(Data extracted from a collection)
——

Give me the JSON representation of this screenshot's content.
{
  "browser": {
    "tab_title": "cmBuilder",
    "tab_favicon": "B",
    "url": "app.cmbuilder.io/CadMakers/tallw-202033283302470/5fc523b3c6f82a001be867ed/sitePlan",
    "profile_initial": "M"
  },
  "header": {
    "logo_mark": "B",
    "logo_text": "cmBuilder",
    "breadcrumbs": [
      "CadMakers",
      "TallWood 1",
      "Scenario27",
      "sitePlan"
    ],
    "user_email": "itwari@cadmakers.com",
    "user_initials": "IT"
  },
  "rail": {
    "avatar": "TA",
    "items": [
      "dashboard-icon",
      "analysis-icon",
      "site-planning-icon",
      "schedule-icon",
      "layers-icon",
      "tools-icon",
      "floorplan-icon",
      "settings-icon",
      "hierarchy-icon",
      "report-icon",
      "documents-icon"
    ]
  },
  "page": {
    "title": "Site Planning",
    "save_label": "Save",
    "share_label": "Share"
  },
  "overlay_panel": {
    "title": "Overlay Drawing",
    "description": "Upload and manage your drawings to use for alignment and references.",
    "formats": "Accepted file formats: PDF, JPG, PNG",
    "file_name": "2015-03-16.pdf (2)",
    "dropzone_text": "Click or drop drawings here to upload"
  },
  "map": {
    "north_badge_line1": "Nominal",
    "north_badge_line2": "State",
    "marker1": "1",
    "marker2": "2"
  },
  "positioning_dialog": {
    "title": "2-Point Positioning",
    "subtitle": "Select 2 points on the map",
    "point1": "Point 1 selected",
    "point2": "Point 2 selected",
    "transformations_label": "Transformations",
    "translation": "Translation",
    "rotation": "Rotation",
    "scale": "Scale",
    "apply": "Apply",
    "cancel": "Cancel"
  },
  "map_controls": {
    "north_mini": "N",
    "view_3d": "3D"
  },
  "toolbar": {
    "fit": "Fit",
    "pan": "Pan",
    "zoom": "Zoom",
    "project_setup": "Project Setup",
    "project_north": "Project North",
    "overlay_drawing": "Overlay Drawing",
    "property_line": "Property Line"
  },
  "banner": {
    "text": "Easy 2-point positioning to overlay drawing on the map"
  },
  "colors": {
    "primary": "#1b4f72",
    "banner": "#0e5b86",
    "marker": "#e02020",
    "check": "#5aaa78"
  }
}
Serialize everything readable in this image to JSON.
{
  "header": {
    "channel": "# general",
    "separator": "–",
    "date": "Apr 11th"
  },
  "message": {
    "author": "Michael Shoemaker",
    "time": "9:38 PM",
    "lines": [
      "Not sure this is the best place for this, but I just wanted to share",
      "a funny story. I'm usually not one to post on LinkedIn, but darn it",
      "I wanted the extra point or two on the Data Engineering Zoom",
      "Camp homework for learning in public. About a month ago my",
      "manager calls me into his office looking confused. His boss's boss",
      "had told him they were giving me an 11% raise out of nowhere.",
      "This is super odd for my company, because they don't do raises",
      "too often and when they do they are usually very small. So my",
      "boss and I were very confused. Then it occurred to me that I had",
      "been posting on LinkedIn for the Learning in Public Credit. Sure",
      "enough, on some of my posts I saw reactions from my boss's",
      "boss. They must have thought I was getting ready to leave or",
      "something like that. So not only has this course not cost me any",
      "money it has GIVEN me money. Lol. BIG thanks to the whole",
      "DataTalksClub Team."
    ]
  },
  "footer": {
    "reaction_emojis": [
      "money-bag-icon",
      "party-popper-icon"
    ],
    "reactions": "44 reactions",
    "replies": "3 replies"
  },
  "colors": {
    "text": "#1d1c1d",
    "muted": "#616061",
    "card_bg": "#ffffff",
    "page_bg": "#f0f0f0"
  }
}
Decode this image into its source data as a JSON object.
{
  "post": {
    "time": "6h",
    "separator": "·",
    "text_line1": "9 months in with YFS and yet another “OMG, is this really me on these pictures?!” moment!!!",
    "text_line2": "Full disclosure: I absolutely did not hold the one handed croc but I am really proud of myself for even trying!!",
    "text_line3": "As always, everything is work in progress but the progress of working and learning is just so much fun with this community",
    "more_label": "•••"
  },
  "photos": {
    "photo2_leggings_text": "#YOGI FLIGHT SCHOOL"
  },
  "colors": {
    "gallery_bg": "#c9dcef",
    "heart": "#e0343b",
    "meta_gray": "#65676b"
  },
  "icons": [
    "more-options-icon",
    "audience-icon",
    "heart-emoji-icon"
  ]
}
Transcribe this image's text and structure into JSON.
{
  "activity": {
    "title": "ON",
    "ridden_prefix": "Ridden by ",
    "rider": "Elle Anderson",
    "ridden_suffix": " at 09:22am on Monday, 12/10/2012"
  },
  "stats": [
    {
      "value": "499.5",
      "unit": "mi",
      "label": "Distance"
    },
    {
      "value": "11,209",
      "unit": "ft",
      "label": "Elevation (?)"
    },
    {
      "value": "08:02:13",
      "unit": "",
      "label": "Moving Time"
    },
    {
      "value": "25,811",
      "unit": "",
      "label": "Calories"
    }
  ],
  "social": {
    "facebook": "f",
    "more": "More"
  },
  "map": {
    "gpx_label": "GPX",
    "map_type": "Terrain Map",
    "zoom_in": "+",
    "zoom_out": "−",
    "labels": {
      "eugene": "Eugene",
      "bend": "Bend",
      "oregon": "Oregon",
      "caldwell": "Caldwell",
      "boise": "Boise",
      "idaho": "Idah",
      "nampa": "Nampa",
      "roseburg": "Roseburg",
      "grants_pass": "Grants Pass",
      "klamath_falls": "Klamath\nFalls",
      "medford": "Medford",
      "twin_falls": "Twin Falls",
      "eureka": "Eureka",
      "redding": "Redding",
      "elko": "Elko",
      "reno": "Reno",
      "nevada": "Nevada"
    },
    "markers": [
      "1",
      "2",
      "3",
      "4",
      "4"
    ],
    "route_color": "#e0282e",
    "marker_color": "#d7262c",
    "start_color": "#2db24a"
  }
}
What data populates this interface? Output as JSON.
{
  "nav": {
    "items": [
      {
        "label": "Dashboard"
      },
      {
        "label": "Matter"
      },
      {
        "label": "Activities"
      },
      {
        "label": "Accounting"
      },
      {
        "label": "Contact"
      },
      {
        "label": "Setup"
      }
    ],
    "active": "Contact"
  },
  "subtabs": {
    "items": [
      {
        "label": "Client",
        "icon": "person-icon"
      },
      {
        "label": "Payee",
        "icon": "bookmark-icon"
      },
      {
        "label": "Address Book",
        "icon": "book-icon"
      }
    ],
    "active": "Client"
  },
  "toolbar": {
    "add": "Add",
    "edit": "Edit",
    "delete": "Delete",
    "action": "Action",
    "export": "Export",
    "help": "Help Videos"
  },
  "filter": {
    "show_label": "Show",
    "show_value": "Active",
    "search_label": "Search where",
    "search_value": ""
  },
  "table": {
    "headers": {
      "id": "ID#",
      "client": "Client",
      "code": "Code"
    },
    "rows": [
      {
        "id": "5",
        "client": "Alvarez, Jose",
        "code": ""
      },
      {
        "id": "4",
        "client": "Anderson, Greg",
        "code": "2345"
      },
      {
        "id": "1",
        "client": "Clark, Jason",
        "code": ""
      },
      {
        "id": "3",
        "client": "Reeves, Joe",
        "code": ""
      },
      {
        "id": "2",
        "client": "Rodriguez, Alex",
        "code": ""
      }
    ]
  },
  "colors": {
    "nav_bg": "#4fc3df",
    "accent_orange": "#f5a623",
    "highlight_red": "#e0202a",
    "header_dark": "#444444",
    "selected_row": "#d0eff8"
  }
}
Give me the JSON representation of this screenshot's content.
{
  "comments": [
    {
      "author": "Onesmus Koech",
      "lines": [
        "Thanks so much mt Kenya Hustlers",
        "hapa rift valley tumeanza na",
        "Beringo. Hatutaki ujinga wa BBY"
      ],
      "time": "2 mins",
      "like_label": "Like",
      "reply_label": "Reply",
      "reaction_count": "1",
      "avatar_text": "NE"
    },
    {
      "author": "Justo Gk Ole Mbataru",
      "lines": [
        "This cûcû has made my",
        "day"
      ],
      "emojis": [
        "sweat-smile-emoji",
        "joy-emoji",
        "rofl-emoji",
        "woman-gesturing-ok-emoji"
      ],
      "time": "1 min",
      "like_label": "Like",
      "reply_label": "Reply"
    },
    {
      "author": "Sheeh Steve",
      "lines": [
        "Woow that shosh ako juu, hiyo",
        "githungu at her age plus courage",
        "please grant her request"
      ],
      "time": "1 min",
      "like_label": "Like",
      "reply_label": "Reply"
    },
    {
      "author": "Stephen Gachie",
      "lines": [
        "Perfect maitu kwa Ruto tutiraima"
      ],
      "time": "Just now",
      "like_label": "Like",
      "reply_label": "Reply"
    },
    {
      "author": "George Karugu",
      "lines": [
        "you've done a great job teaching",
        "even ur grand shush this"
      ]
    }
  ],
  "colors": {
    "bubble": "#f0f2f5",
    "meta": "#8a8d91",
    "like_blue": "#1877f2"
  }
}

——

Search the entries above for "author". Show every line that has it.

RESULT FOR THIS TASK:
    "author": "Michael Shoemaker",
      "author": "Onesmus Koech",
      "author": "Justo Gk Ole Mbataru",
      "author": "Sheeh Steve",
      "author": "Stephen Gachie",
      "author": "George Karugu",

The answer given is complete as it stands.